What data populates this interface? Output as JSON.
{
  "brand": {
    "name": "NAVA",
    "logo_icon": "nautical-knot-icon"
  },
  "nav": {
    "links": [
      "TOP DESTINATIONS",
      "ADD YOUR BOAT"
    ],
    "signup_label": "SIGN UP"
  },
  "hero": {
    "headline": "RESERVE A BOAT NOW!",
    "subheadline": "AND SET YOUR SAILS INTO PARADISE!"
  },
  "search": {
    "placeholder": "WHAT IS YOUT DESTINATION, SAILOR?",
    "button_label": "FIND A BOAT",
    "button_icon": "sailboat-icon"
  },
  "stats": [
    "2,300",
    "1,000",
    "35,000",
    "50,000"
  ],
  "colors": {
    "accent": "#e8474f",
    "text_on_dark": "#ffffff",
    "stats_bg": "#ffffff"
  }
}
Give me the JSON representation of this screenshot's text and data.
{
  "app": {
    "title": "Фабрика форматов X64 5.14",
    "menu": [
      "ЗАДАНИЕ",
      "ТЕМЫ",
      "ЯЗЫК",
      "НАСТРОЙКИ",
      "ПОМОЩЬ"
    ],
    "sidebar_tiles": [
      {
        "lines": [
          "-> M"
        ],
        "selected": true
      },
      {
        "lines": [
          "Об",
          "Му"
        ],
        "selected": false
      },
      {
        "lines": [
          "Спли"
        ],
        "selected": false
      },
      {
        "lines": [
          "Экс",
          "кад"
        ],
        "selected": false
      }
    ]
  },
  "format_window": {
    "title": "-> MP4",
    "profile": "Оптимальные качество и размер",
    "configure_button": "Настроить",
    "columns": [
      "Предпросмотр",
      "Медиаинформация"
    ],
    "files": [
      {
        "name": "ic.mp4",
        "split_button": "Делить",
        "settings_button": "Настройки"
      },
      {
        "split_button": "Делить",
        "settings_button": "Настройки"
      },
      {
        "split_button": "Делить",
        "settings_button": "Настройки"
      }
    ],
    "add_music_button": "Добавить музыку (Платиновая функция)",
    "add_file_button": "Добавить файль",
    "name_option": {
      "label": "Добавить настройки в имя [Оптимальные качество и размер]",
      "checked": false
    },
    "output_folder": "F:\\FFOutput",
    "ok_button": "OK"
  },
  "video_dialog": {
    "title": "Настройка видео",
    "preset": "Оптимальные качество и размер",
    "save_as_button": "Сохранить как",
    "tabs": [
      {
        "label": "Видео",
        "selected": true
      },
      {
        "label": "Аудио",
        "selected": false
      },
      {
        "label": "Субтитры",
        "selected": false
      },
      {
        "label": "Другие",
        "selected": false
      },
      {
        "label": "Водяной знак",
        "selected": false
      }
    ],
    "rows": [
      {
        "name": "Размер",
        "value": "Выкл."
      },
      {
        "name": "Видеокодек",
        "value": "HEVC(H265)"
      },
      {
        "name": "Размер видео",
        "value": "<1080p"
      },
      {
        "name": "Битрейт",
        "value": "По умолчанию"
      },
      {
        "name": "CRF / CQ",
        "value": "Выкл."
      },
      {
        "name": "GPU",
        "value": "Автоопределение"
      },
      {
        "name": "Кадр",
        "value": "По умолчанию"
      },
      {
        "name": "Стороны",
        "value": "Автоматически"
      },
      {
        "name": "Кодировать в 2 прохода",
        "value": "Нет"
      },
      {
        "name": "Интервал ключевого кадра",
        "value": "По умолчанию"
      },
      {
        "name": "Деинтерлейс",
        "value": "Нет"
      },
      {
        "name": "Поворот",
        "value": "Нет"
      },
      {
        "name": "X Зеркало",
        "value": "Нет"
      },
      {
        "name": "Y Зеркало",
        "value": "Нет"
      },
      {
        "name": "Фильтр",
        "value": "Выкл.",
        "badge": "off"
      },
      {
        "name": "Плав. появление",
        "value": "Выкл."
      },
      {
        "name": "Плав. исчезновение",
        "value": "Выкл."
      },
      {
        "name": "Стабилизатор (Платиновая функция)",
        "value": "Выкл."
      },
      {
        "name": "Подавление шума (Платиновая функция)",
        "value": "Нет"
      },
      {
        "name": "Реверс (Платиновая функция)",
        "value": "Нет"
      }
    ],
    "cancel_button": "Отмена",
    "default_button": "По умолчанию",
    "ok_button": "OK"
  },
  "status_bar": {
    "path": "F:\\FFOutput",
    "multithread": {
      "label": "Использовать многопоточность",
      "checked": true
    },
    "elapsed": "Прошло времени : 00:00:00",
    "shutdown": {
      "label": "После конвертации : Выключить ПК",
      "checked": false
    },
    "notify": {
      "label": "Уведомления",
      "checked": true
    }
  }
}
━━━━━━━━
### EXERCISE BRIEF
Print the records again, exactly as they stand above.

### TASK ANSWER
What data populates this interface? Output as JSON.
{
  "brand": {
    "name": "NAVA",
    "logo_icon": "nautical-knot-icon"
  },
  "nav": {
    "links": [
      "TOP DESTINATIONS",
      "ADD YOUR BOAT"
    ],
    "signup_label": "SIGN UP"
  },
  "hero": {
    "headline": "RESERVE A BOAT NOW!",
    "subheadline": "AND SET YOUR SAILS INTO PARADISE!"
  },
  "search": {
    "placeholder": "WHAT IS YOUT DESTINATION, SAILOR?",
    "button_label": "FIND A BOAT",
    "button_icon": "sailboat-icon"
  },
  "stats": [
    "2,300",
    "1,000",
    "35,000",
    "50,000"
  ],
  "colors": {
    "accent": "#e8474f",
    "text_on_dark": "#ffffff",
    "stats_bg": "#ffffff"
  }
}
Give me the JSON representation of this screenshot's text and data.
{
  "app": {
    "title": "Фабрика форматов X64 5.14",
    "menu": [
      "ЗАДАНИЕ",
      "ТЕМЫ",
      "ЯЗЫК",
      "НАСТРОЙКИ",
      "ПОМОЩЬ"
    ],
    "sidebar_tiles": [
      {
        "lines": [
          "-> M"
        ],
        "selected": true
      },
      {
        "lines": [
          "Об",
          "Му"
        ],
        "selected": false
      },
      {
        "lines": [
          "Спли"
        ],
        "selected": false
      },
      {
        "lines": [
          "Экс",
          "кад"
        ],
        "selected": false
      }
    ]
  },
  "format_window": {
    "title": "-> MP4",
    "profile": "Оптимальные качество и размер",
    "configure_button": "Настроить",
    "columns": [
      "Предпросмотр",
      "Медиаинформация"
    ],
    "files": [
      {
        "name": "ic.mp4",
        "split_button": "Делить",
        "settings_button": "Настройки"
      },
      {
        "split_button": "Делить",
        "settings_button": "Настройки"
      },
      {
        "split_button": "Делить",
        "settings_button": "Настройки"
      }
    ],
    "add_music_button": "Добавить музыку (Платиновая функция)",
    "add_file_button": "Добавить файль",
    "name_option": {
      "label": "Добавить настройки в имя [Оптимальные качество и размер]",
      "checked": false
    },
    "output_folder": "F:\\FFOutput",
    "ok_button": "OK"
  },
  "video_dialog": {
    "title": "Настройка видео",
    "preset": "Оптимальные качество и размер",
    "save_as_button": "Сохранить как",
    "tabs": [
      {
        "label": "Видео",
        "selected": true
      },
      {
        "label": "Аудио",
        "selected": false
      },
      {
        "label": "Субтитры",
        "selected": false
      },
      {
        "label": "Другие",
        "selected": false
      },
      {
        "label": "Водяной знак",
        "selected": false
      }
    ],
    "rows": [
      {
        "name": "Размер",
        "value": "Выкл."
      },
      {
        "name": "Видеокодек",
        "value": "HEVC(H265)"
      },
      {
        "name": "Размер видео",
        "value": "<1080p"
      },
      {
        "name": "Битрейт",
        "value": "По умолчанию"
      },
      {
        "name": "CRF / CQ",
        "value": "Выкл."
      },
      {
        "name": "GPU",
        "value": "Автоопределение"
      },
      {
        "name": "Кадр",
        "value": "По умолчанию"
      },
      {
        "name": "Стороны",
        "value": "Автоматически"
      },
      {
        "name": "Кодировать в 2 прохода",
        "value": "Нет"
      },
      {
        "name": "Интервал ключевого кадра",
        "value": "По умолчанию"
      },
      {
        "name": "Деинтерлейс",
        "value": "Нет"
      },
      {
        "name": "Поворот",
        "value": "Нет"
      },
      {
        "name": "X Зеркало",
        "value": "Нет"
      },
      {
        "name": "Y Зеркало",
        "value": "Нет"
      },
      {
        "name": "Фильтр",
        "value": "Выкл.",
        "badge": "off"
      },
      {
        "name": "Плав. появление",
        "value": "Выкл."
      },
      {
        "name": "Плав. исчезновение",
        "value": "Выкл."
      },
      {
        "name": "Стабилизатор (Платиновая функция)",
        "value": "Выкл."
      },
      {
        "name": "Подавление шума (Платиновая функция)",
        "value": "Нет"
      },
      {
        "name": "Реверс (Платиновая функция)",
        "value": "Нет"
      }
    ],
    "cancel_button": "Отмена",
    "default_button": "По умолчанию",
    "ok_button": "OK"
  },
  "status_bar": {
    "path": "F:\\FFOutput",
    "multithread": {
      "label": "Использовать многопоточность",
      "checked": true
    },
    "elapsed": "Прошло времени : 00:00:00",
    "shutdown": {
      "label": "После конвертации : Выключить ПК",
      "checked": false
    },
    "notify": {
      "label": "Уведомления",
      "checked": true
    }
  }
}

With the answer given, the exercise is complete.